Then there are those websites where they no longer ‘live’, documents that don’t work and at work as I get with Bader at work, just blocked by the company. One of the faves for “no longer live” are squadron websites.
I remember our kids doing research for homework and giving up and resorting to books on the shelf next to them.
If you can get around this and get all the pertinent and relevant sites / info on page one of a search each and every time, I’d be astounded. But then it’s always easy to knock people for effect, don’t you think?


#50

I doubt education would catch up as you put it as the cost would astronomical and relies on the myth that kids are “IT” savvy and would use “IT” for anything other than leisure. Also I doubt there would be one piece of software or system used across all schools. I know teachers have said when they’ve changed schools there have been different MIS. Another problem would be for schools the day the system dies or the leccy goes off teachers would still need to teach the 1000+ kids, so books and whiteboard and pen would be king. One teacher I know has all their lessons on PPT but has printed every single one and has on occasion, when the system has died, used them to do his lessons.
Based on what I see at the squadron I don’t see evidence of kids being that savvy when it comes to using software. It appears that schools teach coding and so on, which is fine for a few, but what they need to be “job ready” is full conversant usage of “office” software. I don’t even see this in graduates at work.


#51

Oh lord. You’re the first person I’ve ever known who wants us to return to the days of an ICT GCSE or A Level just being a “How to use MicroSoft products” qualifications.


#52

You obviously haven’t read his post he wants them to be competent on type writers not PCs…


#53

Bring back slate, I say!


#54

How many jobs are there for coders? Our local schools do a coding GCSE.
But all should leave school in this day and age fully able to use ‘office’ software and this doesn’t need a GCSE.


#55

Well there is an entire sector . . . Engineering, plus research, areas or manufacturing, art.


#56

When I did an OU degree there were computer marked assignments. Fill out the form , send it off, and results within a week or so. That was in the 1980’s early '90’s . Minimal human involvement , except for setting the questions and auditing the answers.


#57

Maybe misunderstood. I queried the time it took for cadet exams to be marked, as the woman said like you results back from the OU in a week maybe two depending on the postal service.


#58

Coding has been a bit of dark art and I imagine a GCSE wouldn’t get you in the door, unless they do apprenticeships from 16.


#59

More jobs for coders in it world than anything else…if i was back at school id focus on software development and be earning 30% more money than i do now.


#60

Job boards are full of developer and software/tech/infrastructure sales positions.
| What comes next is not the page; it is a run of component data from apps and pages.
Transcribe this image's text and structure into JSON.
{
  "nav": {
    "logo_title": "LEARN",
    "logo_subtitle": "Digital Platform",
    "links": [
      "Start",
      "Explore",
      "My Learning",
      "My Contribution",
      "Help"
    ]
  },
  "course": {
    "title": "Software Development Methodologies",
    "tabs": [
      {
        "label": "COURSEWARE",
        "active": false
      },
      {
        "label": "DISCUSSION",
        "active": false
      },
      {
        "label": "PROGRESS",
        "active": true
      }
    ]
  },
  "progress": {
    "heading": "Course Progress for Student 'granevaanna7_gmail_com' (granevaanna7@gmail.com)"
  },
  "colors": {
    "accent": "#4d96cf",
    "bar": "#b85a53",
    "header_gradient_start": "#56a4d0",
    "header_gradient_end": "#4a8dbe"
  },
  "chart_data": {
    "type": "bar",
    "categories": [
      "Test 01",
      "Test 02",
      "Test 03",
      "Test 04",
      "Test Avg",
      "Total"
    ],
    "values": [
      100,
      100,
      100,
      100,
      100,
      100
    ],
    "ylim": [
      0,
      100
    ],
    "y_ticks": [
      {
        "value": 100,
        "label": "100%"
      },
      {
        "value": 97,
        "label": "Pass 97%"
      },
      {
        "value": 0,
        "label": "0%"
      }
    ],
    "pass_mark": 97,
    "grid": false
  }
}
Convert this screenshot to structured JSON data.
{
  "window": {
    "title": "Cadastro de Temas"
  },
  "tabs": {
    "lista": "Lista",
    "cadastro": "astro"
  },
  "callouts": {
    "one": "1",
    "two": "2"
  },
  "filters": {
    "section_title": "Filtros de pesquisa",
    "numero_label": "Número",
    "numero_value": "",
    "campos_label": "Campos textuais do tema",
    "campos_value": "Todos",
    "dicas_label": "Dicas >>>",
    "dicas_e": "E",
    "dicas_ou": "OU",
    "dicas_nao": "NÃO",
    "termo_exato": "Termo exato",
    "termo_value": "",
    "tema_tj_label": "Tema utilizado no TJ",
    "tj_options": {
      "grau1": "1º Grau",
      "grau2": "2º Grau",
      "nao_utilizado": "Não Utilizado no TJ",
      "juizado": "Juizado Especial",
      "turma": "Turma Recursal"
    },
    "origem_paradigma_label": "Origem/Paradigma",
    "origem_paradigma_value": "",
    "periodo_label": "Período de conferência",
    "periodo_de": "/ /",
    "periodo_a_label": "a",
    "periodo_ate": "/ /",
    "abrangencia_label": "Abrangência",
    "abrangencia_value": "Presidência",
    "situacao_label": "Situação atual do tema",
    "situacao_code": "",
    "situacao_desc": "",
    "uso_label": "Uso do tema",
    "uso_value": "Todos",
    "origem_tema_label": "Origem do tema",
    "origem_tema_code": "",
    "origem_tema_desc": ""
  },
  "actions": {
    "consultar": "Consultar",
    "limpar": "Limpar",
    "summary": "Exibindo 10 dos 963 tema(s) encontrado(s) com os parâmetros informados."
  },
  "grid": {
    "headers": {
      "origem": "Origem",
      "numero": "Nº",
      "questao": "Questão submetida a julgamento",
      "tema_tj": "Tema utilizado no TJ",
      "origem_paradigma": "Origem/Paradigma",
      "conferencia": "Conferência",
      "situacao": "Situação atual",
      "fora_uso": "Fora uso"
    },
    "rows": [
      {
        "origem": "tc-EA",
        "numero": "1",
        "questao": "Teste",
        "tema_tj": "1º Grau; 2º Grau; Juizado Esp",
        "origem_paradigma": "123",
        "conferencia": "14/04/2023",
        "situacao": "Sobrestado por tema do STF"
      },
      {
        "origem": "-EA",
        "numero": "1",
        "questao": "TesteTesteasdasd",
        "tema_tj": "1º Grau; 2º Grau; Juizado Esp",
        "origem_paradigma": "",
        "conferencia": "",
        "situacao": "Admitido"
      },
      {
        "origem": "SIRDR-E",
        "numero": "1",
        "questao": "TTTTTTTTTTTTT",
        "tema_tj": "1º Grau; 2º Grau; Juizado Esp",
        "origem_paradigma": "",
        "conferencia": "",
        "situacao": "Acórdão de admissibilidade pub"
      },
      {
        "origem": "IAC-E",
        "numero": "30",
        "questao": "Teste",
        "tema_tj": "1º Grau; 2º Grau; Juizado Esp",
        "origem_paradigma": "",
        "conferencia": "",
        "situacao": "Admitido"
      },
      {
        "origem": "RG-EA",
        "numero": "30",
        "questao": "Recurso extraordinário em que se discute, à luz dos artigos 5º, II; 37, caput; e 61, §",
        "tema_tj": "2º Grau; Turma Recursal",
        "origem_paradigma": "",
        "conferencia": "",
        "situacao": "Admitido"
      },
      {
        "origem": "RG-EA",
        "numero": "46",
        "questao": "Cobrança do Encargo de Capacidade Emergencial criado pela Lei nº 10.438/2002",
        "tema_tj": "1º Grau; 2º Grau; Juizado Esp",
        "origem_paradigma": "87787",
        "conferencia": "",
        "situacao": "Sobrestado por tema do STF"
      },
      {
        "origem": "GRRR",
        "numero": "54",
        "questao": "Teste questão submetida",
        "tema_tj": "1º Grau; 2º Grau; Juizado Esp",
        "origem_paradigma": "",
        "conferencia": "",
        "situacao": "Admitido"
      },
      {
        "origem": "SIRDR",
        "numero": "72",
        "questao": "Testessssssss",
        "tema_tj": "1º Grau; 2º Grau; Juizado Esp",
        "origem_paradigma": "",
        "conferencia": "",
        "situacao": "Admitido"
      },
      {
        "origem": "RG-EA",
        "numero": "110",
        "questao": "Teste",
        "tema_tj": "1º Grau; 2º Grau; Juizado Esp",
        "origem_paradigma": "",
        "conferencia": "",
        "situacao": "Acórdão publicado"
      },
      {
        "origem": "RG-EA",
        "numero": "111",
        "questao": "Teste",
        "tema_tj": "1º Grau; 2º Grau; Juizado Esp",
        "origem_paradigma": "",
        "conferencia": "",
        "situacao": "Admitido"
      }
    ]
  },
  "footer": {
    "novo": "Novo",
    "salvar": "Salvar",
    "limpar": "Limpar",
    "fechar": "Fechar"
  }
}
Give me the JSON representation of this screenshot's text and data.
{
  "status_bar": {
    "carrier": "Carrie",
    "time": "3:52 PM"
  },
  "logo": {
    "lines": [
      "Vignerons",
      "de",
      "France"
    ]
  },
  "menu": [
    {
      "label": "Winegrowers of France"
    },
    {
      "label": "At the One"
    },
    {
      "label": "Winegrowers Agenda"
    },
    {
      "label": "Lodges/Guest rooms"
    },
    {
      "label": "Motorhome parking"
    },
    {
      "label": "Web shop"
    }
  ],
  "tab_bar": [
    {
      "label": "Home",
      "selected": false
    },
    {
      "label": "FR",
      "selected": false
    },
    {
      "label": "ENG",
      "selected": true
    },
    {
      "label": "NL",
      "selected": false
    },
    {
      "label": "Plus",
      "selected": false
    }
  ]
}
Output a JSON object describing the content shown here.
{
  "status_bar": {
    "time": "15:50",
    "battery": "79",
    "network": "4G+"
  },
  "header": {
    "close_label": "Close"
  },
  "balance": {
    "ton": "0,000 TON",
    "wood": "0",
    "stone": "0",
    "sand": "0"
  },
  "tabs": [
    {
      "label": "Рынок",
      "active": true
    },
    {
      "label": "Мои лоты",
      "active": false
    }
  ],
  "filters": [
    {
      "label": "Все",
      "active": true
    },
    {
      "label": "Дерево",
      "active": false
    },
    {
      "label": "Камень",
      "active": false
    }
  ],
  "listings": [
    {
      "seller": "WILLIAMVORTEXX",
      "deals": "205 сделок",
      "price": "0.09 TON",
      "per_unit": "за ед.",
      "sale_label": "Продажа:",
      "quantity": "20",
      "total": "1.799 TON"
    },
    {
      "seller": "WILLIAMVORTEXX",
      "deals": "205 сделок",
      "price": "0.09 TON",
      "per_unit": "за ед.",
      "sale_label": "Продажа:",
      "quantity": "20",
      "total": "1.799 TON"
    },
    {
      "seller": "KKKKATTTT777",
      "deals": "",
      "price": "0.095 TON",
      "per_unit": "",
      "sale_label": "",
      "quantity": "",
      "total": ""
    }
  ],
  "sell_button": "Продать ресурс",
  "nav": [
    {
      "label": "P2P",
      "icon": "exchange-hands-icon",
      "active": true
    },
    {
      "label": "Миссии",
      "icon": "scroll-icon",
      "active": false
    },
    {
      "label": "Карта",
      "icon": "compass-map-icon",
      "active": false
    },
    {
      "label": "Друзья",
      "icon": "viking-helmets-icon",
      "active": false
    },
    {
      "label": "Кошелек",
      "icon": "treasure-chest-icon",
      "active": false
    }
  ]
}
The world is headed towards centralised hardware (cloud computing) and software processes. The Internet Of Things has arrived and is accelerating.

Mobile and games dev is huge too.


#61

See my earlier post, I managed it just fine!


#62

To an extent I agree, but that’s not an issue with Google. If the information isn’t there then you’re not going to find it. We’re not talking about researching your family tree with nothing more to go on than “We used to call him Uncle Joe and I think he lived in Swindon in the 50s.” We’re talking about finding the answer to a direct (and fairly basic in search terms) question - and to boot they are provided with 4 options from which to choose.
This is 5 minute stuff, not “spending hours sifting through random websites”. I say again that if people can’t find it then they a not using Google properly.

Prepare to be astounded… Millions of people manage it every day.

Well, you should know chap…


#63

Millions is hardly a convincing number when you consider how many people do internet searches each and every second on more than Google. Once you’ve ignored the adverts, seemingly obligatory amazon irritation and completely irrelevant returns, you might get 3 or 4 per page which imply relevance and invariably they don’t This gets worse when you are looking for specific technical information.

If a family history search was done like that you’d deserve all you get and it’s not like Ancestry imply in the adverts.


#65

I didn’t know you were in the US Congress:


#66

I need to make a crust :wink:


#67

Fine… Billions of people are successful every day. It was just a number I pulled out of the air.

Just because you can’t get it to do what you want doesn’t mean that nobody else can…

If you spent your life always trying to open a can of beans with a wooden mallet would you blame the mallet and find it “astounding” that anybody could ever open one in less than 20 seconds?